The assembly of functional neuronal circuits during development of the central nervous system requires an array of selective cell-cell interactions. These interactions direct cell migration, targeted growth and branching of axonal and dendritic processes, recognition of appropriate target cells, differentiation of pre- and postsynaptic structures, and recruitment of synapse-specific release machinery and neurotransmitter receptors. The aim of our studies is to understand the molecular mechanisms underlying the formation of specific connections between neurons in the central nervous system.
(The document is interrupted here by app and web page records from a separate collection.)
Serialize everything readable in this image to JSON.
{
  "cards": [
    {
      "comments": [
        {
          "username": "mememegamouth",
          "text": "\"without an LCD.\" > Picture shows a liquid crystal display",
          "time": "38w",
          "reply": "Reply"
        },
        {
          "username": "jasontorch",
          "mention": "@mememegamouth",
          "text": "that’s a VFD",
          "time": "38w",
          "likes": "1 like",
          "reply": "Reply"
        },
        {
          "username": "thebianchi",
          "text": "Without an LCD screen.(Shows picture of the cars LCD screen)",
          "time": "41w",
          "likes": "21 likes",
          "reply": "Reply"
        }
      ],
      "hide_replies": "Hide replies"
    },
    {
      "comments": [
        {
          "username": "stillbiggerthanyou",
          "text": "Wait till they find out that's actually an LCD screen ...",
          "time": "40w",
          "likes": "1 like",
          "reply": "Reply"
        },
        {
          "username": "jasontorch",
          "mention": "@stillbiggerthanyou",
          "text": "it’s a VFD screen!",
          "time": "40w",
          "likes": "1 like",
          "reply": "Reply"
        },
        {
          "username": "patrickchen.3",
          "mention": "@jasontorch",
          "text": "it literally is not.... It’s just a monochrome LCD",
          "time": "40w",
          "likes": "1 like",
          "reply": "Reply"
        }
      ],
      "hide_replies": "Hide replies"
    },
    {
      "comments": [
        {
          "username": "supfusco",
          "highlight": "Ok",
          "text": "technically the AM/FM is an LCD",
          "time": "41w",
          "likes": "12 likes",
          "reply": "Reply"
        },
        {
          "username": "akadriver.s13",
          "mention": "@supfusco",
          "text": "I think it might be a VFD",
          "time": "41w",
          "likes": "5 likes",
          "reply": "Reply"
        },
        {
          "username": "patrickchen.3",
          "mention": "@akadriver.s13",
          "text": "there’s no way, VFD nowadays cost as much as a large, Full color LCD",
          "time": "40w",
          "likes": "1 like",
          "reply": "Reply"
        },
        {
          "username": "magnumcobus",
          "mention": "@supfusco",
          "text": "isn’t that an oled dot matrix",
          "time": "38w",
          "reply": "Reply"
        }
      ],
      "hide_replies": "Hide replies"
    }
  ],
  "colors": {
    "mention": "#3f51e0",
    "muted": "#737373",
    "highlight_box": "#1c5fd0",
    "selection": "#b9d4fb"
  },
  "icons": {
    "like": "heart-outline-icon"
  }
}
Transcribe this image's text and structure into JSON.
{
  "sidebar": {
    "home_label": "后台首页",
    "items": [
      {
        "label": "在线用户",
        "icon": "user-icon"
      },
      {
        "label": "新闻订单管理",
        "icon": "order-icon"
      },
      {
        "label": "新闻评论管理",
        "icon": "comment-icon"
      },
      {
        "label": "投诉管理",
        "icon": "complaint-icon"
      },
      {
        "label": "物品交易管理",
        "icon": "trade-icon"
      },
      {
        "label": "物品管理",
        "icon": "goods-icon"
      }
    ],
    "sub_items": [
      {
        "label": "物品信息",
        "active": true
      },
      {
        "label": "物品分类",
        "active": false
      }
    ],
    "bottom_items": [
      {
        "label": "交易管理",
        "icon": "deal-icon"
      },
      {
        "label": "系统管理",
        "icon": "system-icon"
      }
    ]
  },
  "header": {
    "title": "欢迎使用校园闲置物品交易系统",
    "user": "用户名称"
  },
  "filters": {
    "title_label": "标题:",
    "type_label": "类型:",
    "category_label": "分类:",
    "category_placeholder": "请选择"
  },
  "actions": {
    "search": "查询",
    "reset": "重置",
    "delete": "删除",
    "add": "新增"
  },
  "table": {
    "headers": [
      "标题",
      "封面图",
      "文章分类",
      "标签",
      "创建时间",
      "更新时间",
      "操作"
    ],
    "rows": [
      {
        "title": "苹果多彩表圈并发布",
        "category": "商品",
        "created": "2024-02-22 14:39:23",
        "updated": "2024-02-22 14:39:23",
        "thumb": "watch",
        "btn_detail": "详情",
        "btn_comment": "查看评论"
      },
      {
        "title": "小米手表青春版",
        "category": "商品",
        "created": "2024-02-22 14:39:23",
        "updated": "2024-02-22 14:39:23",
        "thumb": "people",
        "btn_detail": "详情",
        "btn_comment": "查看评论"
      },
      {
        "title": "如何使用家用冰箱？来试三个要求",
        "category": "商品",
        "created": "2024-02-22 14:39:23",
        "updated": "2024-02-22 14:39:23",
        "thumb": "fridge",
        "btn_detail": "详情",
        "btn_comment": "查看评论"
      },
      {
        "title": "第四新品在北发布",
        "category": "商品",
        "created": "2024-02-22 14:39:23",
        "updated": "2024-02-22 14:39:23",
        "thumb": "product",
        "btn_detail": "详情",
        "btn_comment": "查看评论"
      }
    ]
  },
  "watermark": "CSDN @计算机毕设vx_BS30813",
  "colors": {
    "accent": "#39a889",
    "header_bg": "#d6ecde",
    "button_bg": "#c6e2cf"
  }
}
In particular, we are examining the trans-synaptic signals that coordinate the choice of synaptic partners, assembly of synaptic junctions and stabilization of appropriate contacts. To address these questions, we are using a combination of functional in vitro assays that facilitate the identification of new signaling mechanisms and in vivo analysis of neuronal circuits in the mouse cerebellum. The cerebellum is an excellent model system for the analysis of synaptic specificity due to it’s highly organized structure. Moreover, we have established genetic labeling and marking techniques that facilitate dissection of synaptic specificity in vivo system.Over the past years, we characterized the function of a family of neuronal cell adhesion molecules, called neuroligins and neurexins that form a heterophilic cell adhesion complex and that have potent synapse-organizing activities. These activities are regulated through extensive alternative splicing in sequences encoding the extracellular domains of these proteins. In our ongoing projects we are applying cell biological, biochemical, genetic and anatomical approaches to explore the molecular mechanisms underlying the choice of specific isoforms and isoform-specific functions. In the long-term, we aim to test the hypothesis that alternative splicing of neuroligin and neurexin isoforms underlies cell type- and synapse-specific interactions or properties in neuronal circuits. In a second set of studies we will examine how trans-synaptic cell surface interactions may be interpreted to guide the assembly of presynaptic structures. In particular, we are focusing on a novel protein called Synapse-defective-1 which has emerged as a key regulator of presynaptic assembly in invertebrates. The following aims will be the main focus of the research in my laboratory for the coming years and are described in detail in the Research Plan.(1) Signaling Mechanisms Downstream of Synaptic Adhesion Molecules: In the vertebrate CNS multiple trans-synaptic adhesion systems have been identified that organize presynaptic terminals. However, it is unknown how adhesion complexes reorganize the axonal cytoskeleton and drive recruitment of active zone components and synaptic vesicles. We will examine the function of mammalian orthologues of Synapse-defective 1 (SYD1), a key regulator of synapse formation in invertebrates.(2) Testing the Neurexin Code in Neuronal Networks: With over 3,000 isoforms, the Neurexins represent one of the molecularly most diverse families of neuronal cell surface proteins in vertebrates. Our previous studies suggest that neurexin splice isoform diversity underlies a synapse-specific adhesive code. In this project we will combine single cell analysis of genetically identified cerebellar neurons and cell type specific ablation of specific neurexin splice variants to examine the contribution of neurexins to neuronal identity and the selective wiring of cerebellar circuits.(3) Activity-dependent Alternative Splicing Regulation of Synaptic Receptors: In this project we are analyzing the molecular machinery that regulates neurexin splice isoform choice. We have identified an alternative splicing factor that associates with neurexin-1 mRNA and is essential for the regulation of neurexin alternative splicing in vivo. Specifically, this splicing factor regulates the selection of exon 20, an alternative exon that plays a fundamental role in synapse-specific trans-synaptic signaling through select ligand interactions.